Quick Answer: How Can Microbes Evade Phagocytosis?

What is the difference between an exotoxin and an endotoxin?

Exotoxins are usually heat labile proteins secreted by certain species of bacteria which diffuse into the surrounding medium.

Endotoxins are heat stable lipopolysaccharide-protein complexes which form structural components of cell wall of Gram Negative Bacteria and liberated only on cell lysis or death of bacteria..

What causes destruction to a microbe during phagocytosis?

Phagocytes contain membranous sacs called lysosomes that contain various digestive enzymes, microbicidal chemicals, and toxic oxygen radicals. The lysosomes fuse with the phagosomes containing the ingested microbes and the microbes are destroyed.

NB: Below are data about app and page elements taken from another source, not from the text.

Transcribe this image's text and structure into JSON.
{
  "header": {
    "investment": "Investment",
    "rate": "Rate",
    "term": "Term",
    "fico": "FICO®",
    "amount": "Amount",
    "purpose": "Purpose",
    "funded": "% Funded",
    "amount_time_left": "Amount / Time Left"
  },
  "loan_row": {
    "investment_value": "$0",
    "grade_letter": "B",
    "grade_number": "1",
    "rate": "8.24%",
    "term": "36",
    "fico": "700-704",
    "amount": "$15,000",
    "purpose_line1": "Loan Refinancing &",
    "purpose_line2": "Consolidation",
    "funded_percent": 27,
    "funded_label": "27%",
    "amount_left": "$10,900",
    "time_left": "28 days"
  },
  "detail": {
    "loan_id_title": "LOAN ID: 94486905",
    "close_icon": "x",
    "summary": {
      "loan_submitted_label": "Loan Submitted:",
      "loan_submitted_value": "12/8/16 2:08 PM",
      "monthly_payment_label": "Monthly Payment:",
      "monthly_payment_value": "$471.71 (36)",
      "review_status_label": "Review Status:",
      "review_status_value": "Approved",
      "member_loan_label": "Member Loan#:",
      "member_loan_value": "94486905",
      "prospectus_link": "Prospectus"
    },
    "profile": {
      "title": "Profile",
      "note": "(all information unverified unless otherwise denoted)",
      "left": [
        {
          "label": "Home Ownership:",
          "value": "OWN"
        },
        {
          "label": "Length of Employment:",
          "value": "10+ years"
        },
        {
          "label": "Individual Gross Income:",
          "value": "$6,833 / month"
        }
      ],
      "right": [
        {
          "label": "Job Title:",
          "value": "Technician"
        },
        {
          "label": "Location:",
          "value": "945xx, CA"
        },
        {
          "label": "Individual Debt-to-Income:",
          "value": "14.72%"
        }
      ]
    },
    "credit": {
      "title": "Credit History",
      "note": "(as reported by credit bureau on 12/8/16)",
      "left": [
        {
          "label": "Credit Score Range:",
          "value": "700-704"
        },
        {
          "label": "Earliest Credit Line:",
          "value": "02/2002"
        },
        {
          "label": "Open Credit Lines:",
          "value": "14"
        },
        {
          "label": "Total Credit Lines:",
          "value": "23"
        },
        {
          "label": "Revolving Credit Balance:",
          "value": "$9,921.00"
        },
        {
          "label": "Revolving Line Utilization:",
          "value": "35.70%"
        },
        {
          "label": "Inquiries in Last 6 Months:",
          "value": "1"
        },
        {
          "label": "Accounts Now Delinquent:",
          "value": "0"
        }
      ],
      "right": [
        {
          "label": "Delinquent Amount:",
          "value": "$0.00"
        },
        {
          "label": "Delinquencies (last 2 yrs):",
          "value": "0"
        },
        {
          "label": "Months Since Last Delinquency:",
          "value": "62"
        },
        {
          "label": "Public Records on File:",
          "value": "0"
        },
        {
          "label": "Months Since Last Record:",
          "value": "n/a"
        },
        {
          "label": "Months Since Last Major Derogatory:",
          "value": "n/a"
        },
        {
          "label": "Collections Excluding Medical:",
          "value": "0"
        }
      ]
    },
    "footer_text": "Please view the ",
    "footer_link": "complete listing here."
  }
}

What is phagocytosis an example of?

Phagocytosis is a type of endocytosis, which is when cells ingest molecules via active transport as opposed to molecules passively diffusing through a cell membrane.

What is the ability to cause disease called?

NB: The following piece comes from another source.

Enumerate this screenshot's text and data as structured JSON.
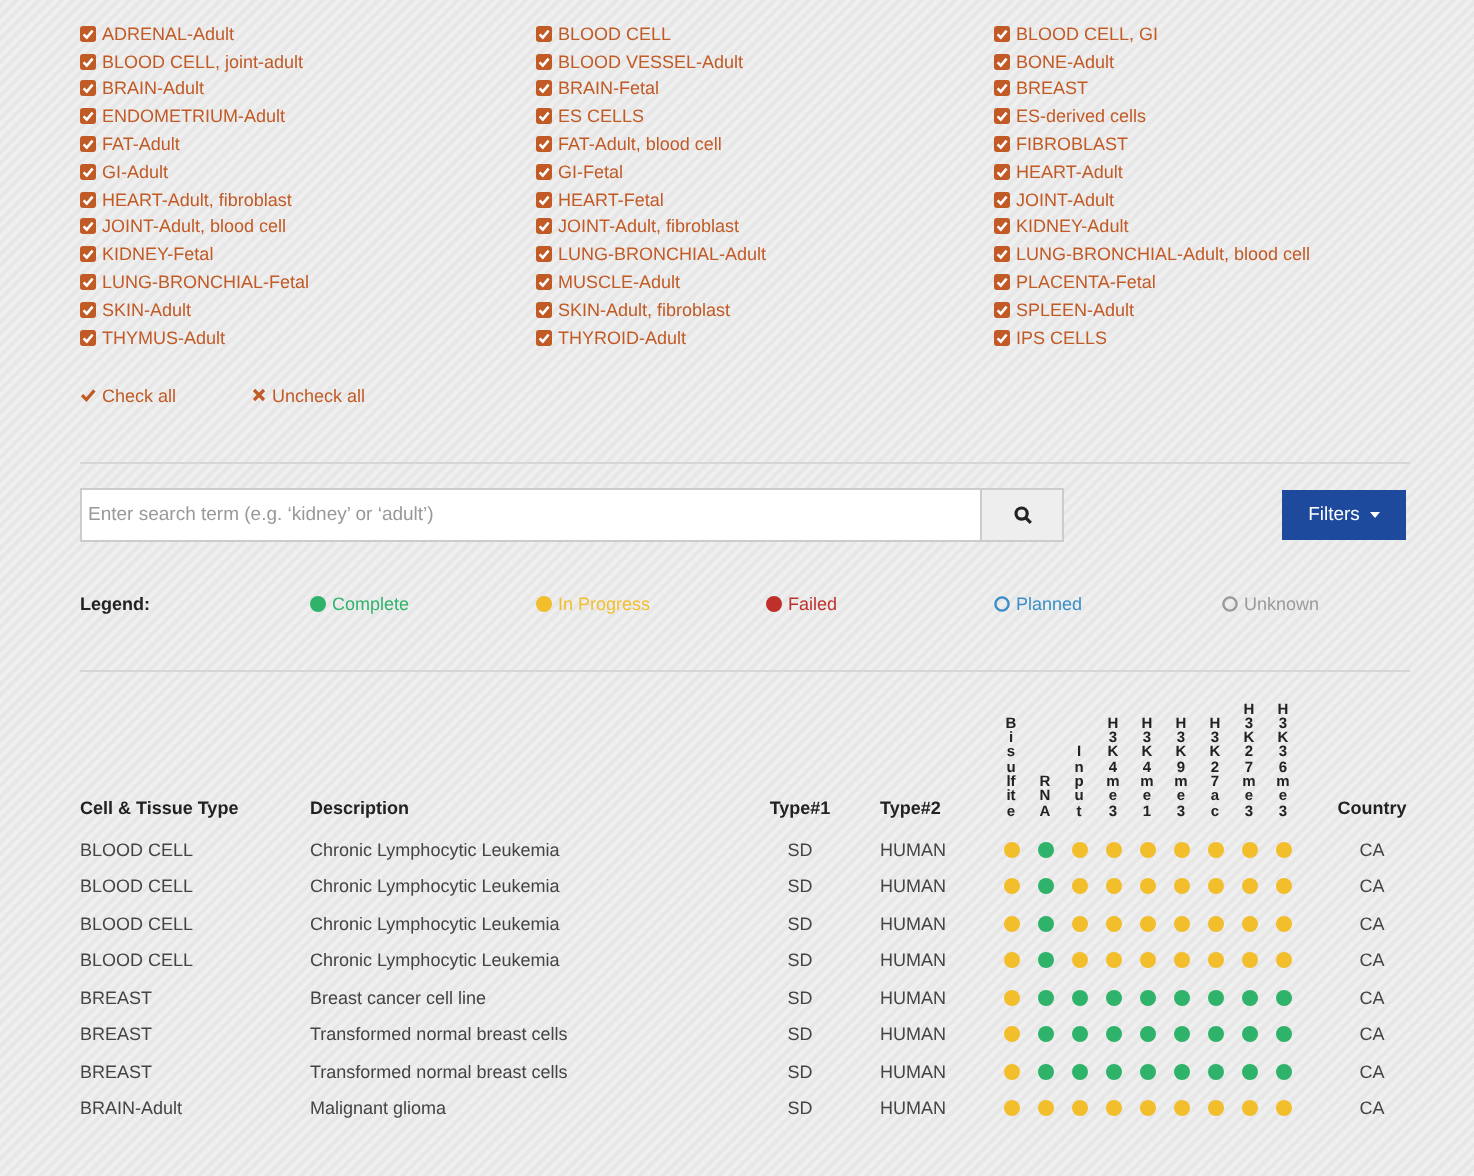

Genes that contribute to the ability of an organism to cause disease are called virulence genes. The proteins they encode are called virulence factors.

How do phagocytes kill bacteria?

The phagocytes move by a method called chemotaxis. When phagocytes come into contact with bacteria, the receptors on the phagocyte’s surface will bind to them. This binding will lead to the engulfing of the bacteria by the phagocyte. Some phagocytes kill the ingested pathogen with oxidants and nitric oxide.

Which bacterial structure helps bacteria evade phagocytosis?

The bacterial capsule (glycocalyx) can inhibit this attachment, making the pathogen cell resistant to phagocytosis. Ingestion: The ingested pathogen is called the phagosome, which fuses with the lysosome.

How do bacterial pathogens evade the immune response?

Immune evasion strategies are those bacterial pathogens use to avoid or inactivate host defenses and ensure their own survival within a host. … They employ tactics such as modulating their cell surfaces, releasing proteins to inhibit or degrade host immune factors, or even mimicking host molecules.

How do macrophages kill bacteria?

The first line of immune defense against invading pathogens like bacteria are macrophages, immune cells that engulf every foreign object that crosses their way and kill their prey with acid. … After enclosing it in intracellular membrane vesicles, a process called phagocytosis, macrophages kill their prey with acid.

How can you prevent phagocytosis?

Some bacteria resist phagocytic destruction by preventing fusion of the lysosome with the phagosome. Some bacteria resist phagocytic destruction by escaping from the phagosome before the lysosome fuses. Some bacteria resist phagocytic destruction by preventing acidification of the phagosome.

What are the ways in which an organism can evade phagocytosis quizlet?

– Pathogens are able to evade phagocytosis by hiding from it by coating its surface with fibronectin, which is produced naturally by the body. Due to this, pathogens are able to survive.

What are the 3 types of phagocytes?

There are three main groups of phagocytes: monocytes and macrophages, granulocytes, and dendritic cells, all of which have a slightly different function in the body.

What are the 4 steps of phagocytosis?

There are four essential steps in phagocytosis: (1) the plasma membrane entraps the food particle, (2) a vacuole forms within the cell to contain the food particle, (3) lysosomes fuse with the food vacuole, and (4) enzymes of the lysosomes digest the food particle.

What causes phagocytosis?

The process of phagocytosis begins with the binding of opsonins (i.e. complement or antibody) and/or specific molecules on the pathogen surface (called pathogen-associated molecular pathogens [PAMPs]) to cell surface receptors on the phagocyte. This causes receptor clustering and triggers phagocytosis.

What are the five stages of phagocytosis?

Terms in this set (5)Chemotaxis. – movement in response to chemical stimulation. … Adherence. – attachment to a microbe.Ingestion. – engulfing pathogen with pseudopodia wrapping around pathogen. … Digestion. – phagosome maturation. … Elimination. – phagocytes eliminate remaining pieces of microbe via exocytosis.

What is the difference between adherence and colonization?

What is the difference between adherence and colonization? a. Colonization occurs when microbes begin to spread in host tissues, whereas adherence occurs when microbes first begin to reproduce in the host tissues.